When most of us hear that something is going to take up the little free time we imagine we have, we quickly shut the door. The payoff had better be pretty spectacular if we’re going to devote a half hour a day. Even those of us who are in it for life don’t always take the time each day to practice.
How can you squeeze more gongfu into your busy schedule? You can’t replace hours of focused study under ideal conditions, but you can add depth to your practice through “bus stop t’ai chi”.
Bus stop t’ai chi is working on your gongfu anytime you have a moment. You’re standing in line at the bank and you surreptitiously practice finding central equilibrium while standing on either leg. You wait for a 6 train and train your energetic coherence by pointing your index fingers. You slowly and deliberately rotate your forearm and sense the ch’i. You nonchalantly turn your body while focusing on your dantien.
Practicing this way adds depth to your gongfu by exploring body/mind connections in different contexts. If we only practice at the school, the lessons learned may stay there. By practicing your empty step when you step off a curb, it gets cross-referenced with real life experience. It gets more real.

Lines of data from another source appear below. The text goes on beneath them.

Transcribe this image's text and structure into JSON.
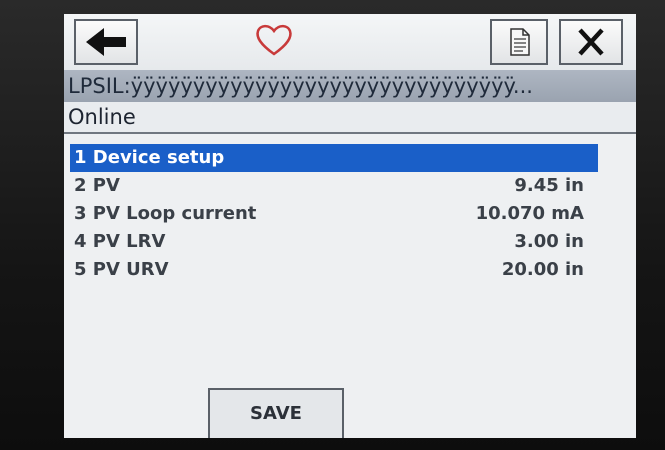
{
  "toolbar": {
    "back_icon": "arrow-left-icon",
    "favorite_icon": "heart-icon",
    "document_icon": "document-icon",
    "close_icon": "close-icon",
    "heart_color": "#c83a3a"
  },
  "device": {
    "tag": "LPSIL:ÿÿÿÿÿÿÿÿÿÿÿÿÿÿÿÿÿÿÿÿÿÿÿÿÿÿÿÿÿÿÿ...",
    "status": "Online"
  },
  "menu": {
    "items": [
      {
        "label": "1 Device setup",
        "value": ""
      },
      {
        "label": "2 PV",
        "value": "9.45 in"
      },
      {
        "label": "3 PV Loop current",
        "value": "10.070 mA"
      },
      {
        "label": "4 PV LRV",
        "value": "3.00 in"
      },
      {
        "label": "5 PV URV",
        "value": "20.00 in"
      }
    ],
    "selected_index": 0,
    "selected_color": "#1a5fc8"
  },
  "footer": {
    "save_label": "SAVE"
  }
}
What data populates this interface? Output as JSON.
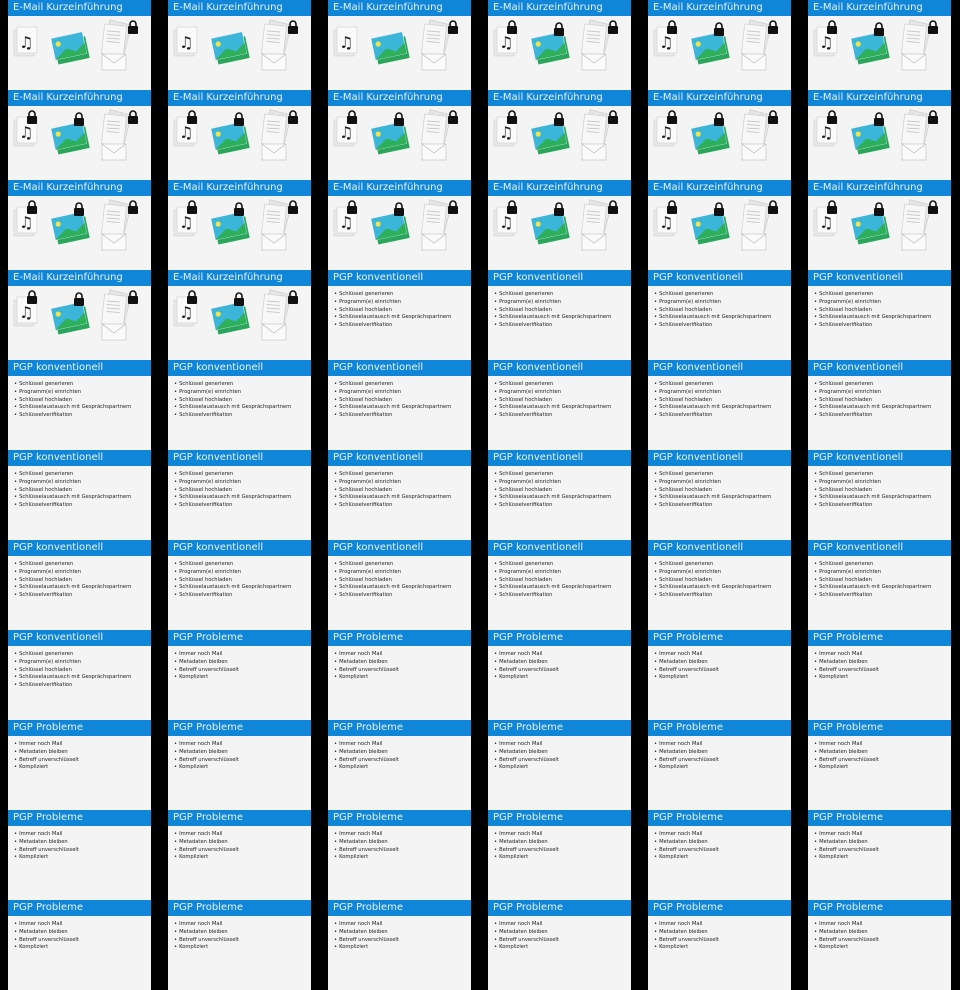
{
  "slide_types": {
    "intro": {
      "title": "E-Mail Kurzeinführung",
      "icons": [
        "music-document-icon",
        "image-icon",
        "document-icon",
        "envelope-icon",
        "lock-icon"
      ]
    },
    "pgp": {
      "title": "PGP konventionell",
      "bullets": [
        "Schlüssel generieren",
        "Programm(e) einrichten",
        "Schlüssel hochladen",
        "Schlüsselaustausch mit Gesprächspartnern",
        "Schlüsselverifikation"
      ]
    },
    "problems": {
      "title": "PGP Probleme",
      "bullets": [
        "Immer noch Mail",
        "Metadaten bleiben",
        "Betreff unverschlüsselt",
        "Kompliziert"
      ]
    }
  },
  "colors": {
    "header": "#1086d8",
    "slide_bg": "#f4f4f4",
    "background": "#000000"
  },
  "slides": [
    {
      "type": "intro",
      "locks": [
        "document"
      ]
    },
    {
      "type": "intro",
      "locks": [
        "document"
      ]
    },
    {
      "type": "intro",
      "locks": [
        "document"
      ]
    },
    {
      "type": "intro",
      "locks": [
        "music",
        "image",
        "document"
      ]
    },
    {
      "type": "intro",
      "locks": [
        "music",
        "image",
        "document"
      ]
    },
    {
      "type": "intro",
      "locks": [
        "music",
        "image",
        "document"
      ]
    },
    {
      "type": "intro",
      "locks": [
        "music",
        "image",
        "document"
      ]
    },
    {
      "type": "intro",
      "locks": [
        "music",
        "image",
        "document"
      ]
    },
    {
      "type": "intro",
      "locks": [
        "music",
        "image",
        "document"
      ]
    },
    {
      "type": "intro",
      "locks": [
        "music",
        "image",
        "document"
      ]
    },
    {
      "type": "intro",
      "locks": [
        "music",
        "image",
        "document"
      ]
    },
    {
      "type": "intro",
      "locks": [
        "music",
        "image",
        "document"
      ]
    },
    {
      "type": "intro",
      "locks": [
        "music",
        "image",
        "document"
      ]
    },
    {
      "type": "intro",
      "locks": [
        "music",
        "image",
        "document"
      ]
    },
    {
      "type": "intro",
      "locks": [
        "music",
        "image",
        "document"
      ]
    },
    {
      "type": "intro",
      "locks": [
        "music",
        "image",
        "document"
      ]
    },
    {
      "type": "intro",
      "locks": [
        "music",
        "image",
        "document"
      ]
    },
    {
      "type": "intro",
      "locks": [
        "music",
        "image",
        "document"
      ]
    },
    {
      "type": "intro",
      "locks": [
        "music",
        "image",
        "document"
      ]
    },
    {
      "type": "intro",
      "locks": [
        "music",
        "image",
        "document"
      ]
    },
    {
      "type": "pgp"
    },
    {
      "type": "pgp"
    },
    {
      "type": "pgp"
    },
    {
      "type": "pgp"
    },
    {
      "type": "pgp"
    },
    {
      "type": "pgp"
    },
    {
      "type": "pgp"
    },
    {
      "type": "pgp"
    },
    {
      "type": "pgp"
    },
    {
      "type": "pgp"
    },
    {
      "type": "pgp"
    },
    {
      "type": "pgp"
    },
    {
      "type": "pgp"
    },
    {
      "type": "pgp"
    },
    {
      "type": "pgp"
    },
    {
      "type": "pgp"
    },
    {
      "type": "pgp"
    },
    {
      "type": "pgp"
    },
    {
      "type": "pgp"
    },
    {
      "type": "pgp"
    },
    {
      "type": "pgp"
    },
    {
      "type": "pgp"
    },
    {
      "type": "pgp"
    },
    {
      "type": "problems"
    },
    {
      "type": "problems"
    },
    {
      "type": "problems"
    },
    {
      "type": "problems"
    },
    {
      "type": "problems"
    },
    {
      "type": "problems"
    },
    {
      "type": "problems"
    },
    {
      "type": "problems"
    },
    {
      "type": "problems"
    },
    {
      "type": "problems"
    },
    {
      "type": "problems"
    },
    {
      "type": "problems"
    },
    {
      "type": "problems"
    },
    {
      "type": "problems"
    },
    {
      "type": "problems"
    },
    {
      "type": "problems"
    },
    {
      "type": "problems"
    },
    {
      "type": "problems"
    },
    {
      "type": "problems"
    },
    {
      "type": "problems"
    },
    {
      "type": "problems"
    },
    {
      "type": "problems"
    },
    {
      "type": "problems"
    }
  ]
}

Just pick a small piece and work on it during your day. No one has to know.